:: Extracted data ::

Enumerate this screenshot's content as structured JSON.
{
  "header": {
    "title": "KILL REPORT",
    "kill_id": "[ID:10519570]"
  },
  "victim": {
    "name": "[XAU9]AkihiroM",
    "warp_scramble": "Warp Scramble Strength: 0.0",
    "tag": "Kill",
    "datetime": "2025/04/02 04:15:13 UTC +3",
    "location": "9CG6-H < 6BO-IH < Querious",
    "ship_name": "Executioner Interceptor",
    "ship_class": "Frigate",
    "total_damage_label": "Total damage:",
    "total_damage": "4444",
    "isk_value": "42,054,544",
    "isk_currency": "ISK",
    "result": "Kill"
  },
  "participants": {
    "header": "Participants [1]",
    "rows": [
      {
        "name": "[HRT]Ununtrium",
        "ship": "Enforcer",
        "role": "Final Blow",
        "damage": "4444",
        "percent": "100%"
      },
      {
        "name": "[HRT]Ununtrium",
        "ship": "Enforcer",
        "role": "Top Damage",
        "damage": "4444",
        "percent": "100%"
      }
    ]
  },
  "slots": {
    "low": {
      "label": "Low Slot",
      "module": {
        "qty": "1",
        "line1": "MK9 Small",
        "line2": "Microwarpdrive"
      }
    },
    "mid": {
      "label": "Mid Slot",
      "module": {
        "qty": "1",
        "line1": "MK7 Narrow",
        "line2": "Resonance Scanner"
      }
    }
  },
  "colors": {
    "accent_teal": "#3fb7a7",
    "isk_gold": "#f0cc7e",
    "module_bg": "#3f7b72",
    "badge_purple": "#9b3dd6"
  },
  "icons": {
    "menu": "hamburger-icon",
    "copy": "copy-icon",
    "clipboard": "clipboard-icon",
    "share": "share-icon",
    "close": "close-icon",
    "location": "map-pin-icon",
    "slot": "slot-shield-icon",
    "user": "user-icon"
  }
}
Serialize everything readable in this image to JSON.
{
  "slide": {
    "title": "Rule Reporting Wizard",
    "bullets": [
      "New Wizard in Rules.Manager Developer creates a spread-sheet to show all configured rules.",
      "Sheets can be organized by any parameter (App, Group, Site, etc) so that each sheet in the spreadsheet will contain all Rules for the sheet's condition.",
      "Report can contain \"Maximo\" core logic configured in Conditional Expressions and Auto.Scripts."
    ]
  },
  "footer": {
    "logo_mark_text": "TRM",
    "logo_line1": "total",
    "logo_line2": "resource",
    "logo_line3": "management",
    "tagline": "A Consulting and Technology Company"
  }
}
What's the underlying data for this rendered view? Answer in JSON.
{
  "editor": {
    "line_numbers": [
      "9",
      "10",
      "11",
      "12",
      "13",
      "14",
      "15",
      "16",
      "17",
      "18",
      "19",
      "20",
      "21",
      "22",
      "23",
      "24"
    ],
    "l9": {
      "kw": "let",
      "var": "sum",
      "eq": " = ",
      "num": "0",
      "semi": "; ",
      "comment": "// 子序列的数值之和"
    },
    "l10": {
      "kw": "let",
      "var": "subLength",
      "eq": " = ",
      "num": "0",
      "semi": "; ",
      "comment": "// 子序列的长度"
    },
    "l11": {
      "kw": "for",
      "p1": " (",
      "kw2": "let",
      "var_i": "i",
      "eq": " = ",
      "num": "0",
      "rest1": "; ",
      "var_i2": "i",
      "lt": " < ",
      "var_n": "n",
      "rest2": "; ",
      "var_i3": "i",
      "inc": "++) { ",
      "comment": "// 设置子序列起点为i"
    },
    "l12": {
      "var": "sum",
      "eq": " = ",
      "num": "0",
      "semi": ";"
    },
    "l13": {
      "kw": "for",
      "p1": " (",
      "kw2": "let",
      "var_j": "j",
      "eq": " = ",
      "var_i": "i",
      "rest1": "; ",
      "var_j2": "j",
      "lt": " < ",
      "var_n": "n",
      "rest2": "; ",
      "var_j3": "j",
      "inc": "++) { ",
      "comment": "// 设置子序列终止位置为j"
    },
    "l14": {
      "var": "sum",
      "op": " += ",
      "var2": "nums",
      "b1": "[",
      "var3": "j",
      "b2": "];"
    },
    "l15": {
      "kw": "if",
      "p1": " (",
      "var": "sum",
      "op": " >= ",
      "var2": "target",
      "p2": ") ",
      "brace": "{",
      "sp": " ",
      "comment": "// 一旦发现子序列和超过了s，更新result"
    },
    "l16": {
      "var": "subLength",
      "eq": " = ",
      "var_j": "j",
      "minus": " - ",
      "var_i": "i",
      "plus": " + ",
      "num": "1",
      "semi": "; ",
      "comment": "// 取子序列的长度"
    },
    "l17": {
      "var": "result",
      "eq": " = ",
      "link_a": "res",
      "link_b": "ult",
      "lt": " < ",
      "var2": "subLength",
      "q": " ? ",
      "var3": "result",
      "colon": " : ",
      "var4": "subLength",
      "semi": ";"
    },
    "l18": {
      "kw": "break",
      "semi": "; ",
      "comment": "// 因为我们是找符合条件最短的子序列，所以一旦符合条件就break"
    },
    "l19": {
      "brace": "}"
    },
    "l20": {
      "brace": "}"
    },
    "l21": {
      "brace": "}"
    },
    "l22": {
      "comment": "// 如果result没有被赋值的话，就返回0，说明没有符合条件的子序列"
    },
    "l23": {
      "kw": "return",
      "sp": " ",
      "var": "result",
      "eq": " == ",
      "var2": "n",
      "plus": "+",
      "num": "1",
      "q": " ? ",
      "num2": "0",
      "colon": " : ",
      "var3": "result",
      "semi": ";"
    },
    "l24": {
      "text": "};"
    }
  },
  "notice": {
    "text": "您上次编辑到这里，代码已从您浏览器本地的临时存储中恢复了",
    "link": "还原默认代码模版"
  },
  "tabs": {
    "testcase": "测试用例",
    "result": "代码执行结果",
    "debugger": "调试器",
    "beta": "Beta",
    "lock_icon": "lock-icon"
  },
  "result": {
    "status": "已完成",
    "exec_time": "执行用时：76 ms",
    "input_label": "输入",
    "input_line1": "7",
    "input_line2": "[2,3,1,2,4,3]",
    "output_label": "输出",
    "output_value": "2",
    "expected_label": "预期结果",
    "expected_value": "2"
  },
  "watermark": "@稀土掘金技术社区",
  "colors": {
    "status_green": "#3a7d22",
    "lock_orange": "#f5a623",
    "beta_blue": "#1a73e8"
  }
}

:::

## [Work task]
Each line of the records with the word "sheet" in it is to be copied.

## [Exercise result]
      "New Wizard in Rules.Manager Developer creates a spread-sheet to show all configured rules.",
      "Sheets can be organized by any parameter (App, Group, Site, etc) so that each sheet in the spreadsheet will contain all Rules for the sheet's condition.",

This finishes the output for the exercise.